By law, the supervisory board of the bank is headed by Russia’s prime minister—who at the time when many Sochi-related loans were handed out was Putin. VEB is believed to have lent over $7.4 billion to finance venues and apartments in the Caucasus Mountains and along Sochi’s seacoast.
Basic Element, which oversaw around $2.4 billion of Olympic-related projects, used about $1 billion of loans from VEB. Among them: a $778 million Olympic athletes’ village; a $186 million cargo port; and a $440 million overhaul of Sochi International Airport.
Other loan recipients have included companies controlled by Vladimir Potanin; Alexey Miller, CEO of state-controlled gas producer Gazprom; and German Gref, CEO of state-controlled OAO Sberbank, Russia’s largest bank.
However, sky rocketing costs and restrictions on commercial activities have meant these companies risk losses on their investments unless the government helps. In March 2013, they called for extended tax breaks and subsidies on the interest payments they owe VEB for Sochi assets. In November 2013, The Moscow Times reported that 9 out of 20 loans given by VEB for the Winter Olympics needed to be restructured. The nine “problematic” loans account for 79 percent of the total volume of Olympic loans. A VEB official estimates the bank’s losses to be around 175 billion rubles (US$5.13 billion).
Security doesn’t come cheap
One thing that certainly contributed to Sochi’s $52 billion price tag was the cost of security. With terrorist attacks and high-profile public protests making headlines in the lead up to the event, around 40,000 security personnel were called in for the Games. The cost was estimated to be around $2 billion – that’s double the security forces of the 2012 London Olympics, and double the cost of security for the 2010 Vancouver Olympics.

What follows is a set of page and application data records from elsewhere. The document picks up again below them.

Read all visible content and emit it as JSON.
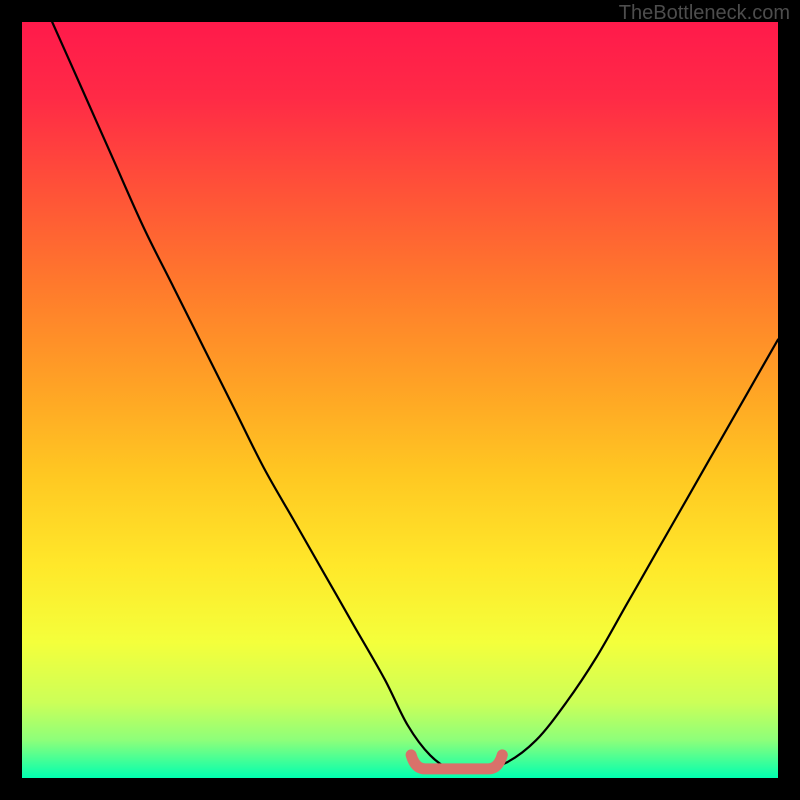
{
  "watermark": "TheBottleneck.com",
  "colors": {
    "frame": "#000000",
    "gradient_stops": [
      {
        "offset": 0.0,
        "color": "#ff1a4b"
      },
      {
        "offset": 0.1,
        "color": "#ff2a46"
      },
      {
        "offset": 0.22,
        "color": "#ff5138"
      },
      {
        "offset": 0.35,
        "color": "#ff7a2c"
      },
      {
        "offset": 0.48,
        "color": "#ffa225"
      },
      {
        "offset": 0.6,
        "color": "#ffc822"
      },
      {
        "offset": 0.72,
        "color": "#ffe82a"
      },
      {
        "offset": 0.82,
        "color": "#f4ff3b"
      },
      {
        "offset": 0.9,
        "color": "#ccff58"
      },
      {
        "offset": 0.95,
        "color": "#8dff7a"
      },
      {
        "offset": 0.985,
        "color": "#2bffa0"
      },
      {
        "offset": 1.0,
        "color": "#00ffb0"
      }
    ],
    "curve": "#000000",
    "flat_marker": "#d9716a"
  },
  "chart_data": {
    "type": "line",
    "title": "",
    "xlabel": "",
    "ylabel": "",
    "xlim": [
      0,
      100
    ],
    "ylim": [
      0,
      100
    ],
    "grid": false,
    "series": [
      {
        "name": "bottleneck-curve",
        "x": [
          4,
          8,
          12,
          16,
          20,
          24,
          28,
          32,
          36,
          40,
          44,
          48,
          51,
          54,
          57,
          60,
          64,
          68,
          72,
          76,
          80,
          84,
          88,
          92,
          96,
          100
        ],
        "y": [
          100,
          91,
          82,
          73,
          65,
          57,
          49,
          41,
          34,
          27,
          20,
          13,
          7,
          3,
          1,
          1,
          2,
          5,
          10,
          16,
          23,
          30,
          37,
          44,
          51,
          58
        ]
      }
    ],
    "flat_region": {
      "x_start": 52,
      "x_end": 63,
      "y": 1.2
    }
  }
}
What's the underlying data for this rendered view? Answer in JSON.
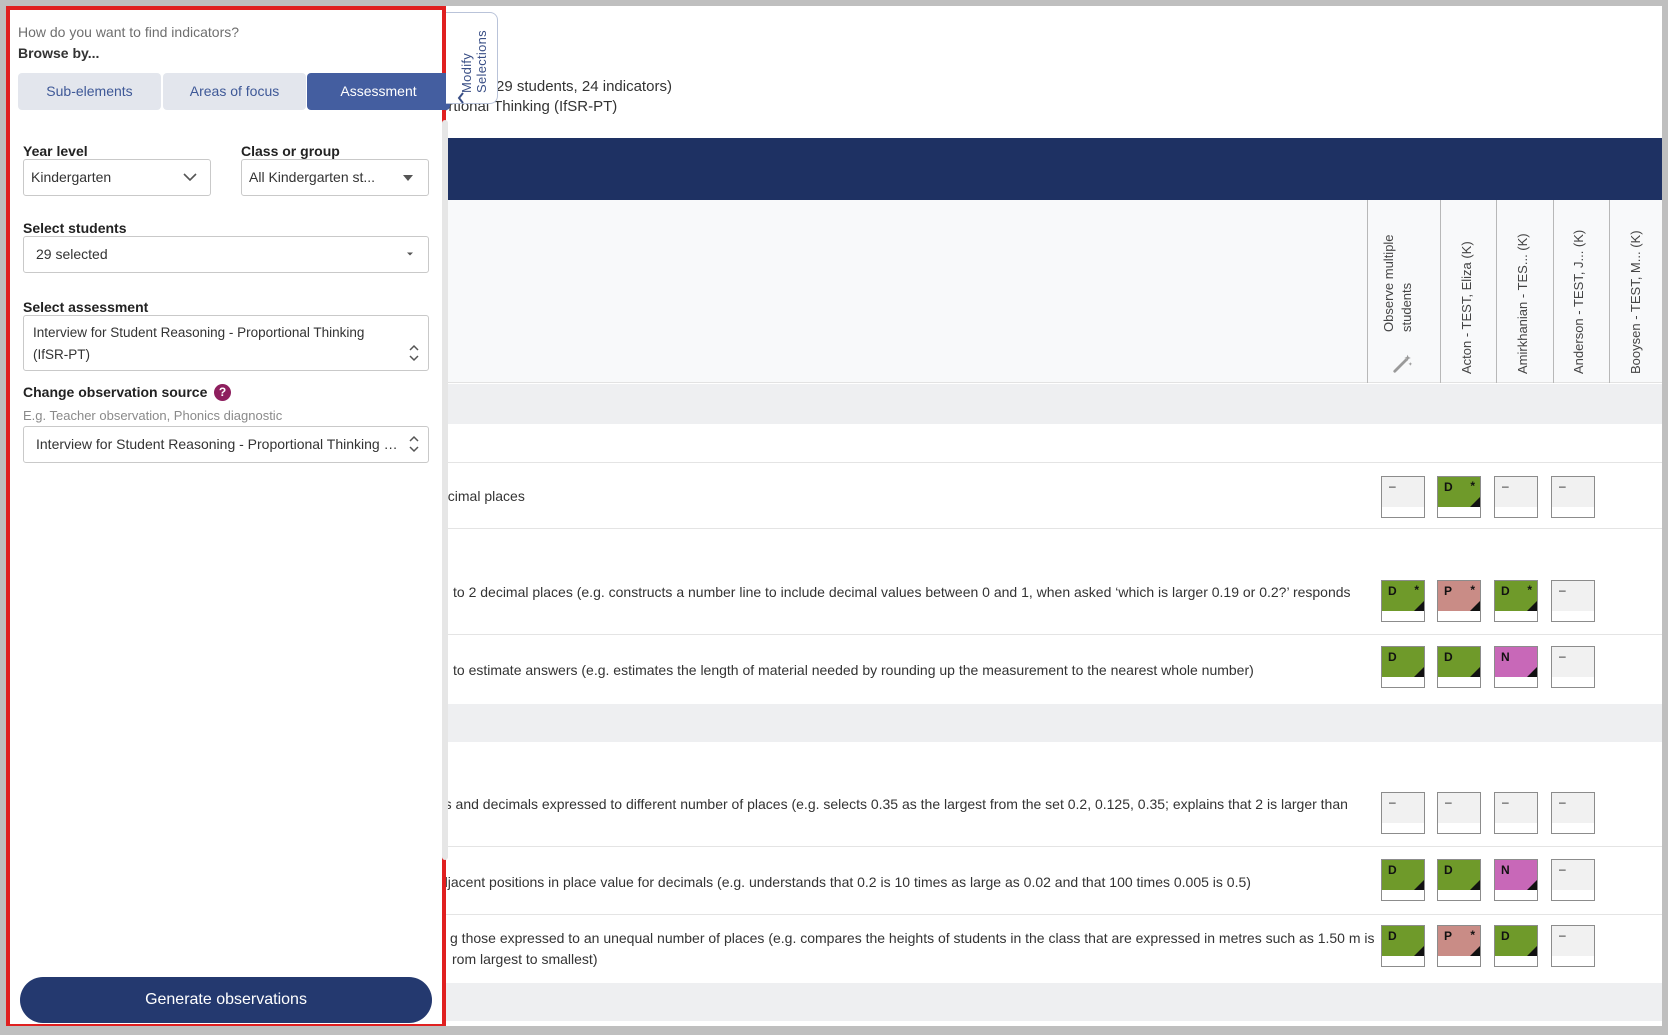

Despite the controversy that has surrounded the event, Sochi’s Olympic Games can be heralded a success. We congratulate all the athletes, coaches, staff, and volunteers involved, and hope that Sochi’s presence will be well remembered in years to come.